The "hecklers" are 100% leftist liberal likely Democrats who offer nothing constructive to politics or society. They are similar to the rioters on campus when someone they disagree with shows up to speak. The town & county of Taos is generally run by very similar people who may claim to have the interests of the average Taoseno in mind but more likely are there to foist their narrow point of view upon the entire populace. Freedom & liberty are fleeting concepts to most politicians and voters. Treasure your critical thinking skills, ask a myriad of questions, study the US Constitution and our founding father's beliefs and research. Caution, politics will get in your blood (my interest started at about your age and it's still here, decades later!

Thursday, April 20, 2017 | Report this
Jill Cline

I agree with these young men. And, please. Keep participating!!!

While I don't agree with the Gov on virtually any of her policies, the way to common ground and conversation is not the way the people there handled themselves the other day. The group was mostly angry (yes, I understand why....) - but that does not justify being rude, belligerent, hateful, antagonistic, somewhat obnoxious ... and on and on. There was no format for asking questions. There was loud "talking back" and those who had their hands raised to be called on got bypassed on even being heard because of the group's behavior and yelling over others who were talking. Her aids turned her away and escorted her to the car ... she was standing there ready to take more & it was her staff who had enough and ended it.

Yes. We have to ask why people are so mad. I'm one of them. And, we need to expect real answers back --- not calculated responses that have no real substance. But blatant obnoxious rudeness does not help. Ever.

Thursday, April 20, 2017 | Report this
Joanne Myrup

Appreciate so much the thoughtful observations and comments of these excellent young men. It's unfortunate about what happened at the recent forum, described above, and in many other such events around our country recently... I do encourage the young people (and all of us!) to not give up on the adults in our very good community and in the world, as we all are likely to mess up and behave badly at times. There are many good people around and much reason to remain hopeful...

| Friday, April 21, 2017 | Report this
Tommy Lyles

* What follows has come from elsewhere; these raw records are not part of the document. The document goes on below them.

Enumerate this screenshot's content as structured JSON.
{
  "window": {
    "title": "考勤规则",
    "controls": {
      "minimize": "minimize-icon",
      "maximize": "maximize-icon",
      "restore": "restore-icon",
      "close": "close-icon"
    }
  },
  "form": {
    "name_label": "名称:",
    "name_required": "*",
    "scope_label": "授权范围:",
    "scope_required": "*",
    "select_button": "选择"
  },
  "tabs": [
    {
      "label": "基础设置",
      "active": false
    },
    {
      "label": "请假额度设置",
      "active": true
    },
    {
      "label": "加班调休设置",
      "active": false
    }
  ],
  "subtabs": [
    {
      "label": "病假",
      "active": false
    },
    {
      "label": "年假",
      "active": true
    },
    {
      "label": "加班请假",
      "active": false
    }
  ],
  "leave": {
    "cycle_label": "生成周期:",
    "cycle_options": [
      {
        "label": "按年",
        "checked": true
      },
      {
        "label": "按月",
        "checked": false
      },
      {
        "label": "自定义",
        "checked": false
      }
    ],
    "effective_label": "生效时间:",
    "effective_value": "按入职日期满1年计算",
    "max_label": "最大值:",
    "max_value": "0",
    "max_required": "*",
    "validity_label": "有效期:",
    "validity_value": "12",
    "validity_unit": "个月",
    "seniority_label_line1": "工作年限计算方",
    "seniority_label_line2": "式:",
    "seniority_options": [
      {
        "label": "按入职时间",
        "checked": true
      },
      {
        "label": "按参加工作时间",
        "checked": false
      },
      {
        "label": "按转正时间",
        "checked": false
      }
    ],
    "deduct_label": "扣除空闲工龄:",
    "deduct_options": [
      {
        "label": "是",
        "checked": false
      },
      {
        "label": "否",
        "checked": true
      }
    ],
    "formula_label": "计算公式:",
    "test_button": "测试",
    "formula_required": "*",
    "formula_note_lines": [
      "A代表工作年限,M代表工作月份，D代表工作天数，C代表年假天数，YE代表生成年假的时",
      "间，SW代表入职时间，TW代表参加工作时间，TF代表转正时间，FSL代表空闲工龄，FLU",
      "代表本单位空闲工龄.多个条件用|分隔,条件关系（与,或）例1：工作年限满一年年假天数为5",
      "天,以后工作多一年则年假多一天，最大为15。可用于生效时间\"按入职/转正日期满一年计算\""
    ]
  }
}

Kudos to these young men for recognizing this behavior as childish, disrespectful and unproductive. I tried watching the video and was so embarrassed that I had to stop. While I'm no fan of the Governor, she did come to Taos and offer an opportunity for civil dialogue and Taos was unable to reciprocate or respect that.

Friday, April 21, 2017 | Report this